The entry fee to Ferrari ownership, in this case, is less than that of the Z8. Which is good, because general maintenance costs on the Ferrari have the potential to be ruinous. Ironically, if you’re handy the 550 is reportedly not bad to work on, but the lack of stamped paperwork will decimate the resale value. Still, rumor around the Ferrari websites is the more you use the car, the happier it will be (true of a lot of cars, actually).
The old axiom about prices going up as tops go down rings true here. Prices range from $80-100k for excellent coupes to almost exactly double for a topless model. Perhaps if you’re shopping in these strata, your real concern is how the car will be used.
2003-2009 Mercedes Benz SLR McLaren
Everyone has been making a big deal about the SLS AMG. While I get what they were trying for, the only thing the SLS really has in common with the iconic 1955-1957 300SL is the gullwing doors. Those ‘wings are bolted to a car so painfully unattractive it’s somewhat criminal to even mention the two in the same breath.
Right before the SLS, however, was the SLR McLaren. Make no mistake, it’s not a particularly pretty car, either. It has weird proportions and a beak. Its doors look like they were stolen from some tuner Honda. But just because it’s awkward looking doesn’t mean it’s not unbelievably cool.
Given the cars pedigree – Benz and McLaren were its parents – it’s no surprise the amount of technology crammed in. Lots of carbon fiber and aluminum were used, and the 617 horsepower V8 was supercharged and intercooled. The only transmission available was AMG’s 5-speed automatic with, yes, flappy paddles. Active aerodynamic aides and all sorts of electronic trickery kept the car stable and cool at all speeds.
And there was definitely some speed to be had. 60 mph came in under 4 seconds, top speed was the north side of 200 mph. While doing this, you have a front-row seat to God’s-own V8 soundtrack, as the exhaust exits just ahead of the front doors. Further, the windshield wipers are designed to work at 200 mph. Why? Because the car goes 200 mph, silly.
The interior is gorgeous. I mean, just look at it! All leather and aluminum trim. And there was even a roadster version.
Perfect examples – because there aren’t really any beaters out there – with way less than 10k miles start in the low $200s. Add $80-100k for the roadster. Virtually new cars are pushing $400k. My quick perusal of available cars shows all of them to be black or silver, so to be even more different I’d recommend searching for an actual color like Crystal Fayalite Green or Crystal Digenite Blue.

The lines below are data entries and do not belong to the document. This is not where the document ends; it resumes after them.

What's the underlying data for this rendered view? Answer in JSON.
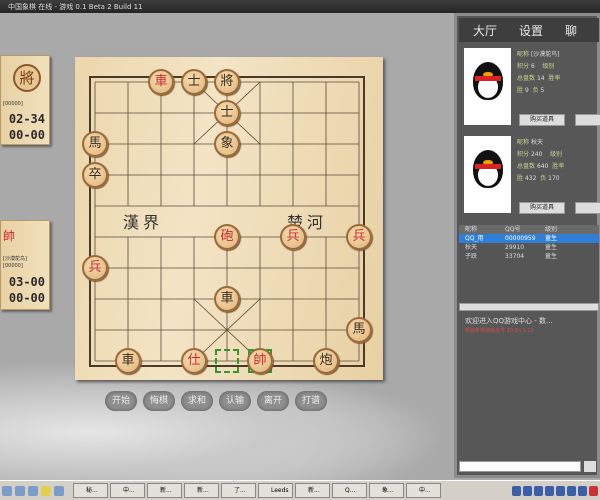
{
  "window": {
    "title": "中国象棋 在线 - 游戏 0.1 Beta 2 Build 11"
  },
  "left_panels": [
    {
      "piece": "將",
      "info": "[00000]",
      "time1": "02-34",
      "time2": "00-00"
    },
    {
      "piece": "帥",
      "info": "[沙漠鸵鸟]",
      "info2": "[00000]",
      "time1": "03-00",
      "time2": "00-00"
    }
  ],
  "board": {
    "river_left": "漢界",
    "river_right": "楚河",
    "pieces": [
      {
        "t": "車",
        "side": "red",
        "col": 2,
        "row": 0
      },
      {
        "t": "士",
        "side": "black",
        "col": 3,
        "row": 0
      },
      {
        "t": "將",
        "side": "black",
        "col": 4,
        "row": 0
      },
      {
        "t": "士",
        "side": "black",
        "col": 4,
        "row": 1
      },
      {
        "t": "象",
        "side": "black",
        "col": 4,
        "row": 2
      },
      {
        "t": "馬",
        "side": "black",
        "col": 0,
        "row": 2
      },
      {
        "t": "卒",
        "side": "black",
        "col": 0,
        "row": 3
      },
      {
        "t": "砲",
        "side": "red",
        "col": 4,
        "row": 5
      },
      {
        "t": "兵",
        "side": "red",
        "col": 6,
        "row": 5
      },
      {
        "t": "兵",
        "side": "red",
        "col": 8,
        "row": 5
      },
      {
        "t": "兵",
        "side": "red",
        "col": 0,
        "row": 6
      },
      {
        "t": "車",
        "side": "black",
        "col": 4,
        "row": 7
      },
      {
        "t": "馬",
        "side": "black",
        "col": 8,
        "row": 8
      },
      {
        "t": "車",
        "side": "black",
        "col": 1,
        "row": 9
      },
      {
        "t": "仕",
        "side": "red",
        "col": 3,
        "row": 9
      },
      {
        "t": "帥",
        "side": "red",
        "col": 5,
        "row": 9
      },
      {
        "t": "炮",
        "side": "black",
        "col": 7,
        "row": 9
      }
    ],
    "last_move": [
      {
        "col": 4,
        "row": 9
      },
      {
        "col": 5,
        "row": 9
      }
    ],
    "highlight_color": "#2c9a2c"
  },
  "actions": [
    "开始",
    "悔棋",
    "求和",
    "认输",
    "离开",
    "打谱"
  ],
  "right": {
    "tabs": [
      "大厅",
      "设置",
      "聊"
    ],
    "players": [
      {
        "nick_label": "昵称",
        "nick": "[沙漠鸵鸟]",
        "score_label": "积分",
        "score": "6",
        "level_label": "级别",
        "total_label": "总盘数",
        "total": "14",
        "rate_label": "胜率",
        "win_label": "胜",
        "win": "9",
        "lose_label": "负",
        "lose": "5",
        "buy": "购买道具"
      },
      {
        "nick_label": "昵称",
        "nick": "秋天",
        "score_label": "积分",
        "score": "240",
        "level_label": "级别",
        "total_label": "总盘数",
        "total": "640",
        "rate_label": "胜率",
        "win_label": "胜",
        "win": "432",
        "lose_label": "负",
        "lose": "170",
        "buy": "购买道具"
      }
    ],
    "list_headers": [
      "昵称",
      "QQ号",
      "级别"
    ],
    "list_rows": [
      {
        "name": "QQ_用",
        "qq": "00000959",
        "level": "童生",
        "selected": true
      },
      {
        "name": "秋天",
        "qq": "29910",
        "level": "童生",
        "selected": false
      },
      {
        "name": "子跃",
        "qq": "33704",
        "level": "童生",
        "selected": false
      }
    ],
    "chat_welcome": "欢迎进入QQ游戏中心 - 数...",
    "chat_notice": "新版象棋游戏本号 20 0n 1.11"
  },
  "taskbar": {
    "tasks": [
      "秘...",
      "中...",
      "新...",
      "新...",
      "了...",
      "Leeds",
      "新...",
      "Q...",
      "象...",
      "中..."
    ]
  }
}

Let us know which of these, if any, you’d choose, or if we’ve missed something.